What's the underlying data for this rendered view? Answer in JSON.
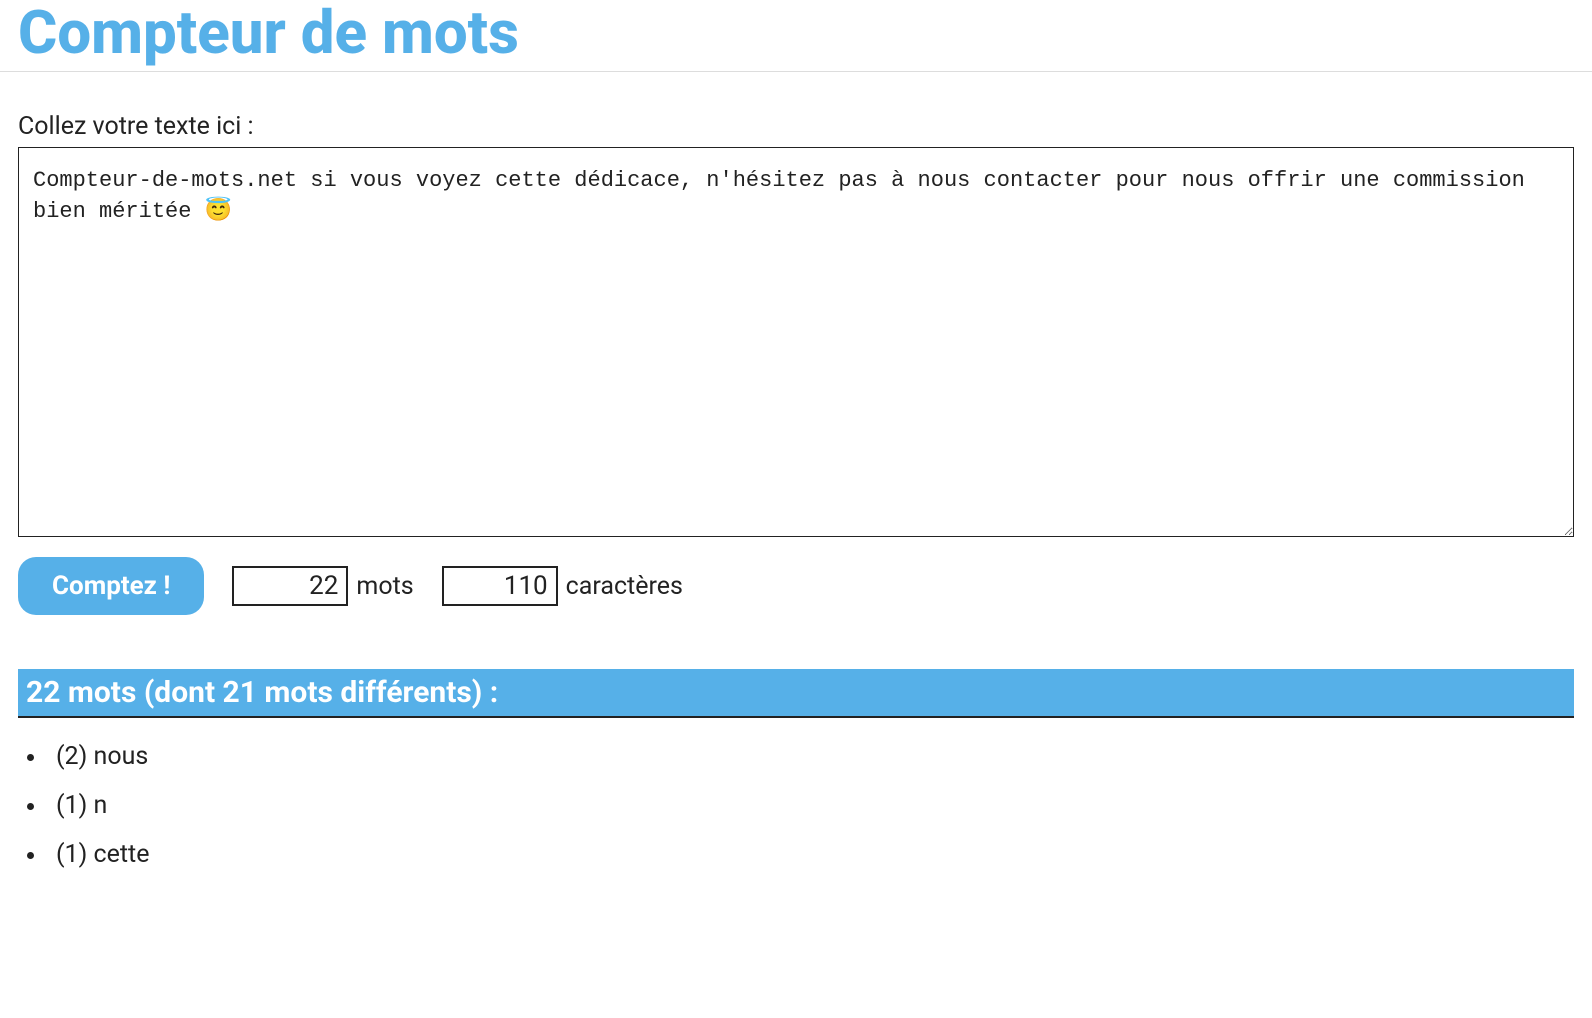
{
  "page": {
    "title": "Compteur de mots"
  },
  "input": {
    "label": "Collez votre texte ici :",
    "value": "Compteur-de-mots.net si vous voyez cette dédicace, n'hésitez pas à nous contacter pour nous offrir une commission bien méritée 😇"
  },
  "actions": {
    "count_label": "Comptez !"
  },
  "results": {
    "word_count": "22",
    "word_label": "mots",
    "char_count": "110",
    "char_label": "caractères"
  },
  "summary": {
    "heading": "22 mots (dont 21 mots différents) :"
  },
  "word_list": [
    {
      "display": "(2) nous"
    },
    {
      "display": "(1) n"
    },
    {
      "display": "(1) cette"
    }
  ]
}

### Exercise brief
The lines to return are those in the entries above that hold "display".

### Your response
      "display": "(2) nous"
      "display": "(1) n"
      "display": "(1) cette"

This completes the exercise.